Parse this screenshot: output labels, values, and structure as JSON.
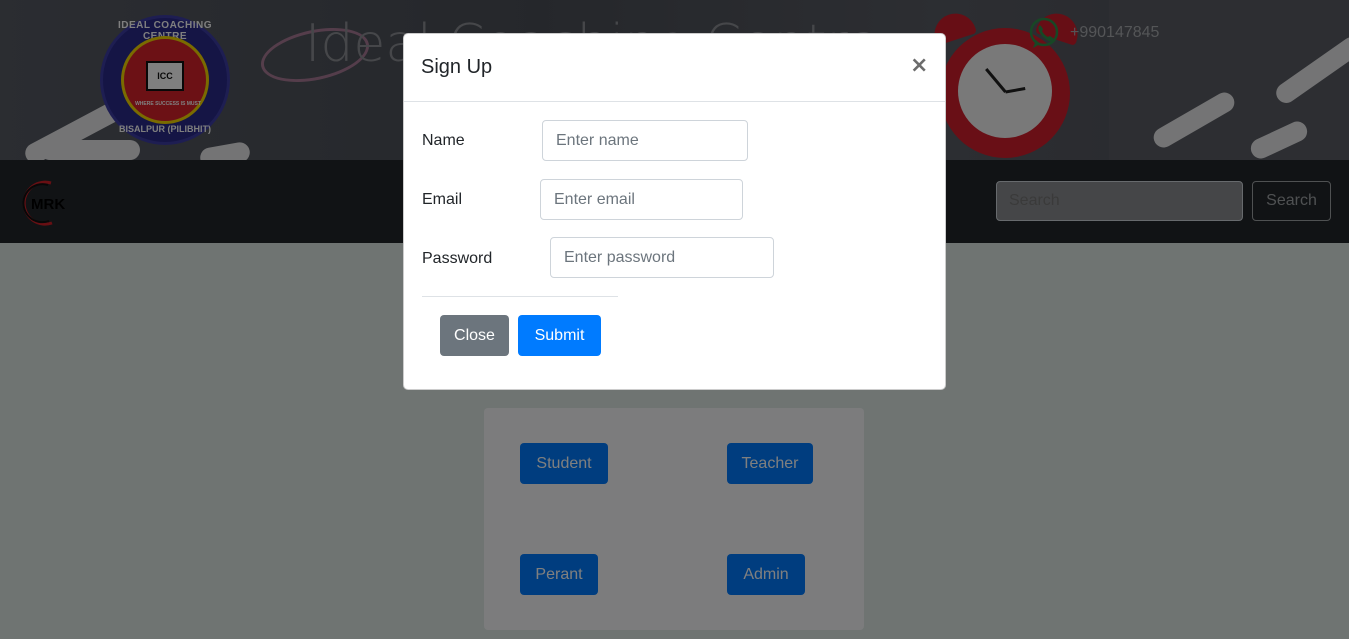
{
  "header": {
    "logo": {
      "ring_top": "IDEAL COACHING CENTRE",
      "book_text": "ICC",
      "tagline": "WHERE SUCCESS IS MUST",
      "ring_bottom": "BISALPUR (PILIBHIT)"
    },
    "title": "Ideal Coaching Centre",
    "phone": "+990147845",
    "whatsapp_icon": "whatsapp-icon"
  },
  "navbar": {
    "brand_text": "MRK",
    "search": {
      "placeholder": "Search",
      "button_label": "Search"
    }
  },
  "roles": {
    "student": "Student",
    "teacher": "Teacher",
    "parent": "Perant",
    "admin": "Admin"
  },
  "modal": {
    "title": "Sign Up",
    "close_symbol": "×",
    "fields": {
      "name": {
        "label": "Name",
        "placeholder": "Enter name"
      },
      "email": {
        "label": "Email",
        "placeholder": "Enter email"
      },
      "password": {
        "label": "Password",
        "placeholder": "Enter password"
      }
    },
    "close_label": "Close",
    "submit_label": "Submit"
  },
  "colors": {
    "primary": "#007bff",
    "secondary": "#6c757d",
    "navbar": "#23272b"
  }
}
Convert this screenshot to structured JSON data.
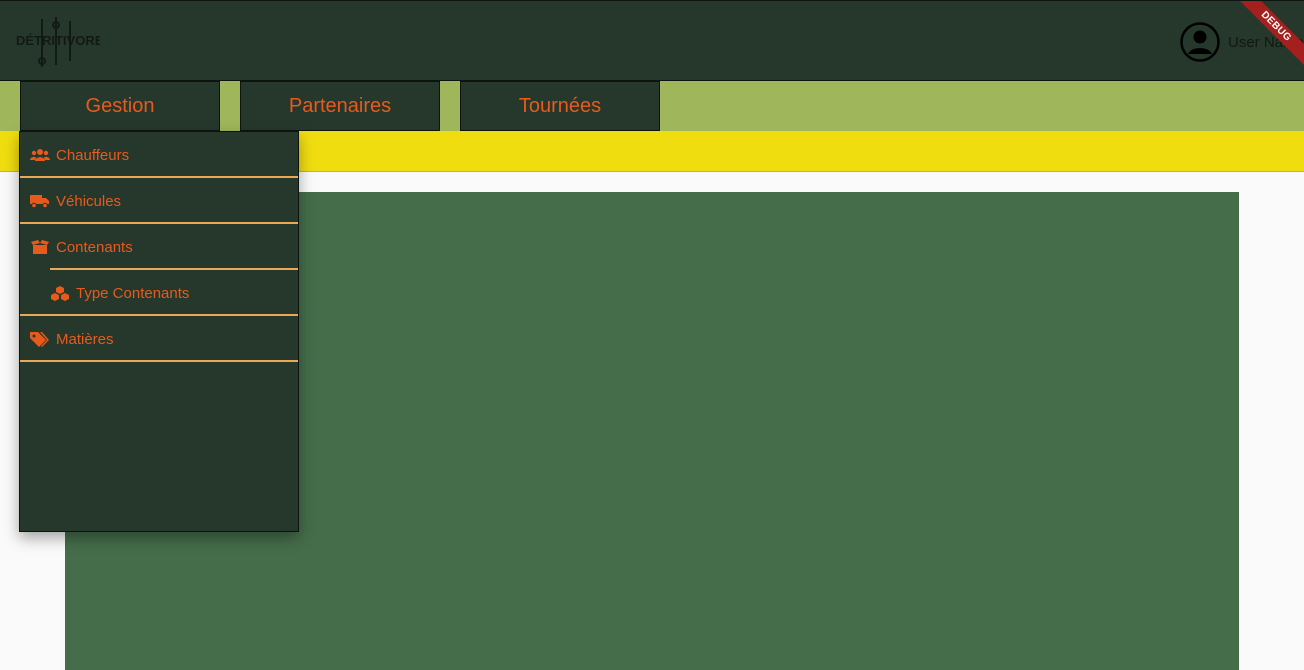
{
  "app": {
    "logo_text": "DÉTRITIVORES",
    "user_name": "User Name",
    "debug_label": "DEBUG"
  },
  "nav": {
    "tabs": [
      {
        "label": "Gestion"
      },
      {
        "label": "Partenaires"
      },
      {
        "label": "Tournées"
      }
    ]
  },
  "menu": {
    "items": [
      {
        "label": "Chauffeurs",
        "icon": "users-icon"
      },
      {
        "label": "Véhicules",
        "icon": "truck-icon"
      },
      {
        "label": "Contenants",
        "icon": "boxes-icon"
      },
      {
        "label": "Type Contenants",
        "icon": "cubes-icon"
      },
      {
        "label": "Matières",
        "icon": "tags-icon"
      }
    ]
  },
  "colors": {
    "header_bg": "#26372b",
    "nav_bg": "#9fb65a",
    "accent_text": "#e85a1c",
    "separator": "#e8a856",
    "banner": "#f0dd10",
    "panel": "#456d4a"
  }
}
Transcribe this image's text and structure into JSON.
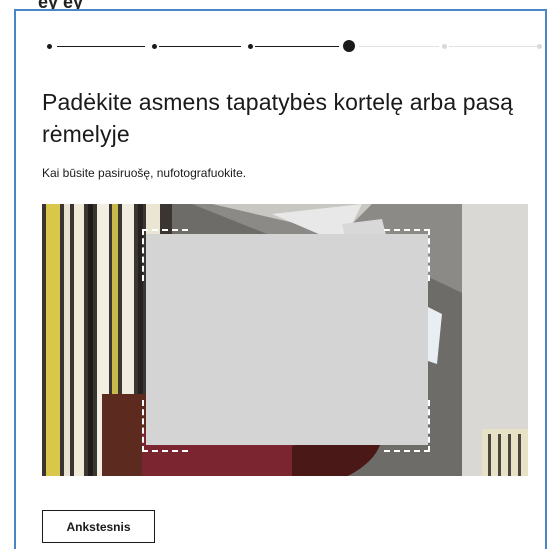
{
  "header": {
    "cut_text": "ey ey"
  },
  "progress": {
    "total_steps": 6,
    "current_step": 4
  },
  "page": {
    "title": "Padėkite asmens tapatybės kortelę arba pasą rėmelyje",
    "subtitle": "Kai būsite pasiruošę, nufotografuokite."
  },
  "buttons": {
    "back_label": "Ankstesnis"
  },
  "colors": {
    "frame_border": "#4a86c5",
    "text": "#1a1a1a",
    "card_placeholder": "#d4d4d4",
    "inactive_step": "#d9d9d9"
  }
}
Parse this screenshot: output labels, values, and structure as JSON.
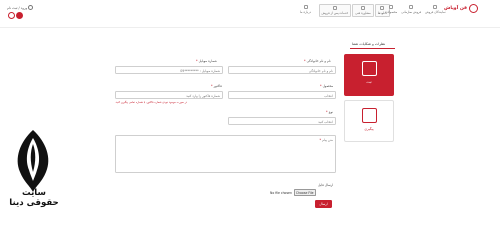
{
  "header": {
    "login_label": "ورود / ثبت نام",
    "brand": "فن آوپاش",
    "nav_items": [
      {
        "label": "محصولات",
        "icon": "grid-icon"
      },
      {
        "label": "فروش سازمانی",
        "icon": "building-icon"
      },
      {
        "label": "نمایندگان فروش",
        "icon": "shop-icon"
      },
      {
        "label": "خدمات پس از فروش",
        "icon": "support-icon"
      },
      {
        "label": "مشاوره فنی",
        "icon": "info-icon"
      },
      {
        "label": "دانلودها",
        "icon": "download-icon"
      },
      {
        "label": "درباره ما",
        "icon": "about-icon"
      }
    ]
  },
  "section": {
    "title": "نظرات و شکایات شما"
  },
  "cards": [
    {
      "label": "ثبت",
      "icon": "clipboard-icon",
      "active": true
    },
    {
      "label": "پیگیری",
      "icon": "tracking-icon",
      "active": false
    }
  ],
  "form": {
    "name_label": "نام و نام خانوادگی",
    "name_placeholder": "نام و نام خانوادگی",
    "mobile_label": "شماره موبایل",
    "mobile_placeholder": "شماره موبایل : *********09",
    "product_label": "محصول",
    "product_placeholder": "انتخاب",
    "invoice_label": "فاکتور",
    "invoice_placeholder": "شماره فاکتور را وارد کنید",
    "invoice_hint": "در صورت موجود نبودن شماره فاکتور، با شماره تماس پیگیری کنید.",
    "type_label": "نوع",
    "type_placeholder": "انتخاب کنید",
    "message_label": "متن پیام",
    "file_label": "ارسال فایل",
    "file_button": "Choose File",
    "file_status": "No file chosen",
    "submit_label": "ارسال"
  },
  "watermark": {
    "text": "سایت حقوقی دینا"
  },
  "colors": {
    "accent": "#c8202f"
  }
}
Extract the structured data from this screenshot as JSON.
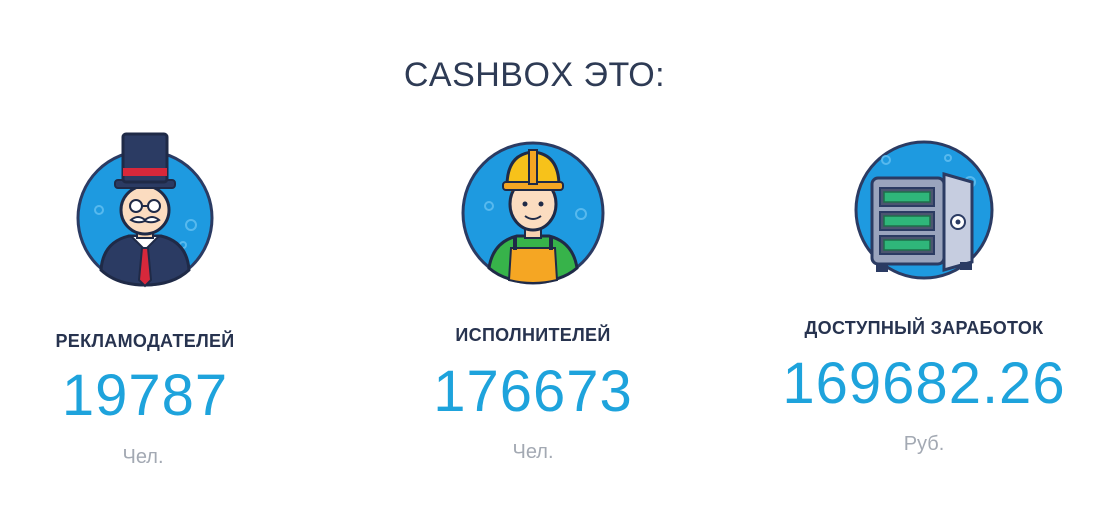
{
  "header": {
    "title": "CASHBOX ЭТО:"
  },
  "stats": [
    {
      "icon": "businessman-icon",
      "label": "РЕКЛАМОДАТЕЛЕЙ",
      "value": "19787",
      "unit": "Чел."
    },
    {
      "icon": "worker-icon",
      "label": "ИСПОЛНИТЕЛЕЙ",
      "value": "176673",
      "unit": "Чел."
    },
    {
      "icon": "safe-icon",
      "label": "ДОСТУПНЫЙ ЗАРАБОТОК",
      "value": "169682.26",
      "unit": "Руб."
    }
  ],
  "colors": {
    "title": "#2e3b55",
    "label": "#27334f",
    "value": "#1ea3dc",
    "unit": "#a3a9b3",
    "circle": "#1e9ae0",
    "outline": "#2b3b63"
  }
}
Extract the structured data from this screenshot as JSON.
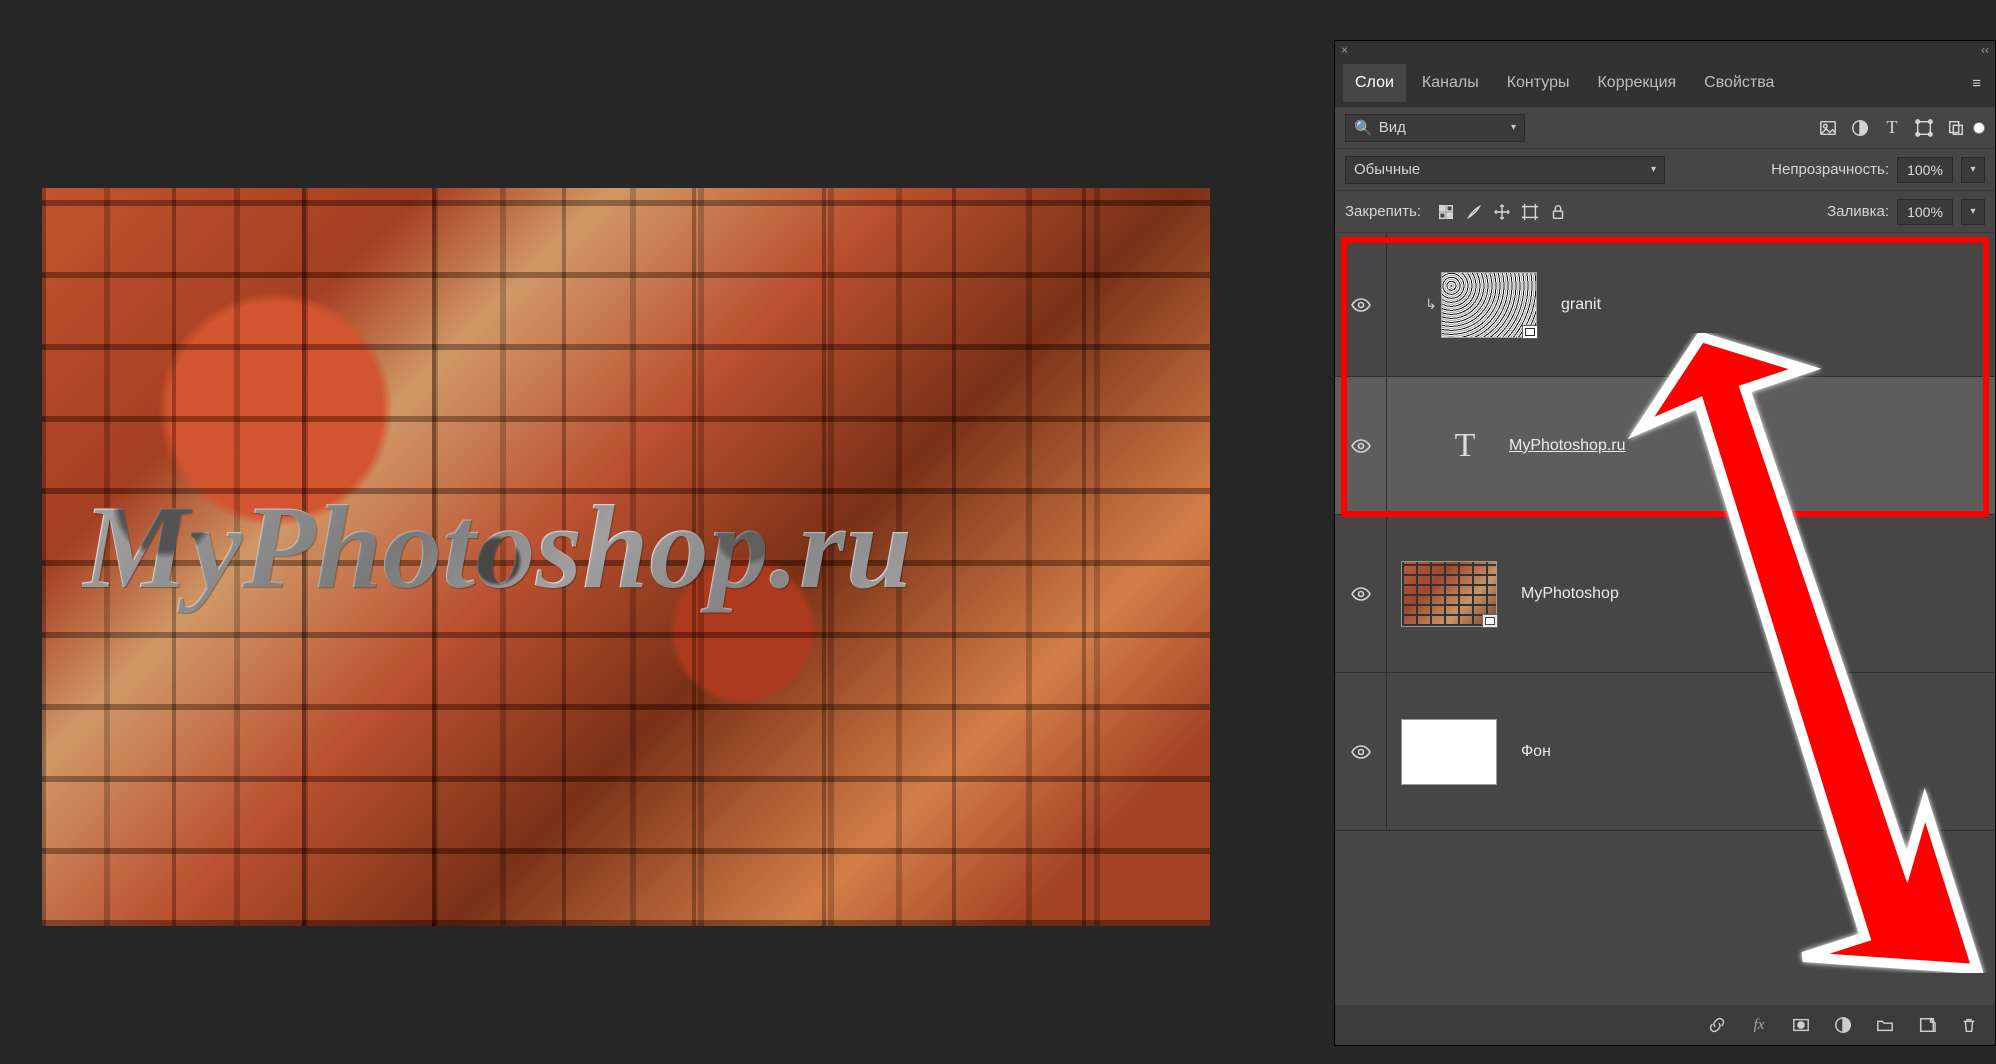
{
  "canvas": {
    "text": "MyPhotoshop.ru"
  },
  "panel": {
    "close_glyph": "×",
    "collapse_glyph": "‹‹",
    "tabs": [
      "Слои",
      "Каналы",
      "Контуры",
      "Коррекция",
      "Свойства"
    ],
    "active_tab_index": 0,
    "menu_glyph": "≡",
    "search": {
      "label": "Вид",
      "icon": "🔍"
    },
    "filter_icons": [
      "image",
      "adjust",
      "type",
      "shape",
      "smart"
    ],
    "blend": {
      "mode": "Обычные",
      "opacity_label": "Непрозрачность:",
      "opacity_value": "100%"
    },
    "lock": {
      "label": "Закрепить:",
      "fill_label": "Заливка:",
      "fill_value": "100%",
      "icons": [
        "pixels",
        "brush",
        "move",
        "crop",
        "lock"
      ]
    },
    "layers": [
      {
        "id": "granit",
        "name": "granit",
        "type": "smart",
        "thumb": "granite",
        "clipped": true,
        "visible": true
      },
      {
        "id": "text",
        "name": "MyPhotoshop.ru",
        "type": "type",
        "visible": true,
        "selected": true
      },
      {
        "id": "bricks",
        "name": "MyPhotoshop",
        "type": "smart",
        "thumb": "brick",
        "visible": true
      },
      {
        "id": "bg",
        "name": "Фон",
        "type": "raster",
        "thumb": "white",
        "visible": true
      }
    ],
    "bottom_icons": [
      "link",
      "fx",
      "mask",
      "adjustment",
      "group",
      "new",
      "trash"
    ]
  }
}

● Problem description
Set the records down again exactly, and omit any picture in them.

● Response for this exercise
Parse this screenshot: output labels, values, and structure as JSON.
{
  "header": {
    "logo": {
      "ring_top": "IDEAL COACHING CENTRE",
      "book_text": "ICC",
      "tagline": "WHERE SUCCESS IS MUST",
      "ring_bottom": "BISALPUR (PILIBHIT)"
    },
    "title": "Ideal Coaching Centre",
    "phone": "+990147845",
    "whatsapp_icon": "whatsapp-icon"
  },
  "navbar": {
    "brand_text": "MRK",
    "search": {
      "placeholder": "Search",
      "button_label": "Search"
    }
  },
  "roles": {
    "student": "Student",
    "teacher": "Teacher",
    "parent": "Perant",
    "admin": "Admin"
  },
  "modal": {
    "title": "Sign Up",
    "close_symbol": "×",
    "fields": {
      "name": {
        "label": "Name",
        "placeholder": "Enter name"
      },
      "email": {
        "label": "Email",
        "placeholder": "Enter email"
      },
      "password": {
        "label": "Password",
        "placeholder": "Enter password"
      }
    },
    "close_label": "Close",
    "submit_label": "Submit"
  },
  "colors": {
    "primary": "#007bff",
    "secondary": "#6c757d",
    "navbar": "#23272b"
  }
}
Convert this screenshot to structured JSON data.
{
  "app": {
    "logo_text": "DÉTRITIVORES",
    "user_name": "User Name",
    "debug_label": "DEBUG"
  },
  "nav": {
    "tabs": [
      {
        "label": "Gestion"
      },
      {
        "label": "Partenaires"
      },
      {
        "label": "Tournées"
      }
    ]
  },
  "menu": {
    "items": [
      {
        "label": "Chauffeurs",
        "icon": "users-icon"
      },
      {
        "label": "Véhicules",
        "icon": "truck-icon"
      },
      {
        "label": "Contenants",
        "icon": "boxes-icon"
      },
      {
        "label": "Type Contenants",
        "icon": "cubes-icon"
      },
      {
        "label": "Matières",
        "icon": "tags-icon"
      }
    ]
  },
  "colors": {
    "header_bg": "#26372b",
    "nav_bg": "#9fb65a",
    "accent_text": "#e85a1c",
    "separator": "#e8a856",
    "banner": "#f0dd10",
    "panel": "#456d4a"
  }
}
Transcribe this image's text and structure into JSON.
{
  "header": {
    "cut_text": "ey ey"
  },
  "progress": {
    "total_steps": 6,
    "current_step": 4
  },
  "page": {
    "title": "Padėkite asmens tapatybės kortelę arba pasą rėmelyje",
    "subtitle": "Kai būsite pasiruošę, nufotografuokite."
  },
  "buttons": {
    "back_label": "Ankstesnis"
  },
  "colors": {
    "frame_border": "#4a86c5",
    "text": "#1a1a1a",
    "card_placeholder": "#d4d4d4",
    "inactive_step": "#d9d9d9"
  }
}
Parse this screenshot: output labels, values, and structure as JSON.
{
  "header": {
    "login_label": "ورود / ثبت نام",
    "brand": "فن آوپاش",
    "nav_items": [
      {
        "label": "محصولات",
        "icon": "grid-icon"
      },
      {
        "label": "فروش سازمانی",
        "icon": "building-icon"
      },
      {
        "label": "نمایندگان فروش",
        "icon": "shop-icon"
      },
      {
        "label": "خدمات پس از فروش",
        "icon": "support-icon"
      },
      {
        "label": "مشاوره فنی",
        "icon": "info-icon"
      },
      {
        "label": "دانلودها",
        "icon": "download-icon"
      },
      {
        "label": "درباره ما",
        "icon": "about-icon"
      }
    ]
  },
  "section": {
    "title": "نظرات و شکایات شما"
  },
  "cards": [
    {
      "label": "ثبت",
      "icon": "clipboard-icon",
      "active": true
    },
    {
      "label": "پیگیری",
      "icon": "tracking-icon",
      "active": false
    }
  ],
  "form": {
    "name_label": "نام و نام خانوادگی",
    "name_placeholder": "نام و نام خانوادگی",
    "mobile_label": "شماره موبایل",
    "mobile_placeholder": "شماره موبایل : *********09",
    "product_label": "محصول",
    "product_placeholder": "انتخاب",
    "invoice_label": "فاکتور",
    "invoice_placeholder": "شماره فاکتور را وارد کنید",
    "invoice_hint": "در صورت موجود نبودن شماره فاکتور، با شماره تماس پیگیری کنید.",
    "type_label": "نوع",
    "type_placeholder": "انتخاب کنید",
    "message_label": "متن پیام",
    "file_label": "ارسال فایل",
    "file_button": "Choose File",
    "file_status": "No file chosen",
    "submit_label": "ارسال"
  },
  "watermark": {
    "text": "سایت حقوقی دینا"
  },
  "colors": {
    "accent": "#c8202f"
  }
}
Extract the structured data from this screenshot as JSON.
{
  "header": {
    "title": "CASHBOX ЭТО:"
  },
  "stats": [
    {
      "icon": "businessman-icon",
      "label": "РЕКЛАМОДАТЕЛЕЙ",
      "value": "19787",
      "unit": "Чел."
    },
    {
      "icon": "worker-icon",
      "label": "ИСПОЛНИТЕЛЕЙ",
      "value": "176673",
      "unit": "Чел."
    },
    {
      "icon": "safe-icon",
      "label": "ДОСТУПНЫЙ ЗАРАБОТОК",
      "value": "169682.26",
      "unit": "Руб."
    }
  ],
  "colors": {
    "title": "#2e3b55",
    "label": "#27334f",
    "value": "#1ea3dc",
    "unit": "#a3a9b3",
    "circle": "#1e9ae0",
    "outline": "#2b3b63"
  }
}
Extract the structured data from this screenshot as JSON.
{
  "canvas": {
    "text": "MyPhotoshop.ru"
  },
  "panel": {
    "close_glyph": "×",
    "collapse_glyph": "‹‹",
    "tabs": [
      "Слои",
      "Каналы",
      "Контуры",
      "Коррекция",
      "Свойства"
    ],
    "active_tab_index": 0,
    "menu_glyph": "≡",
    "search": {
      "label": "Вид",
      "icon": "🔍"
    },
    "filter_icons": [
      "image",
      "adjust",
      "type",
      "shape",
      "smart"
    ],
    "blend": {
      "mode": "Обычные",
      "opacity_label": "Непрозрачность:",
      "opacity_value": "100%"
    },
    "lock": {
      "label": "Закрепить:",
      "fill_label": "Заливка:",
      "fill_value": "100%",
      "icons": [
        "pixels",
        "brush",
        "move",
        "crop",
        "lock"
      ]
    },
    "layers": [
      {
        "id": "granit",
        "name": "granit",
        "type": "smart",
        "thumb": "granite",
        "clipped": true,
        "visible": true
      },
      {
        "id": "text",
        "name": "MyPhotoshop.ru",
        "type": "type",
        "visible": true,
        "selected": true
      },
      {
        "id": "bricks",
        "name": "MyPhotoshop",
        "type": "smart",
        "thumb": "brick",
        "visible": true
      },
      {
        "id": "bg",
        "name": "Фон",
        "type": "raster",
        "thumb": "white",
        "visible": true
      }
    ],
    "bottom_icons": [
      "link",
      "fx",
      "mask",
      "adjustment",
      "group",
      "new",
      "trash"
    ]
  }
}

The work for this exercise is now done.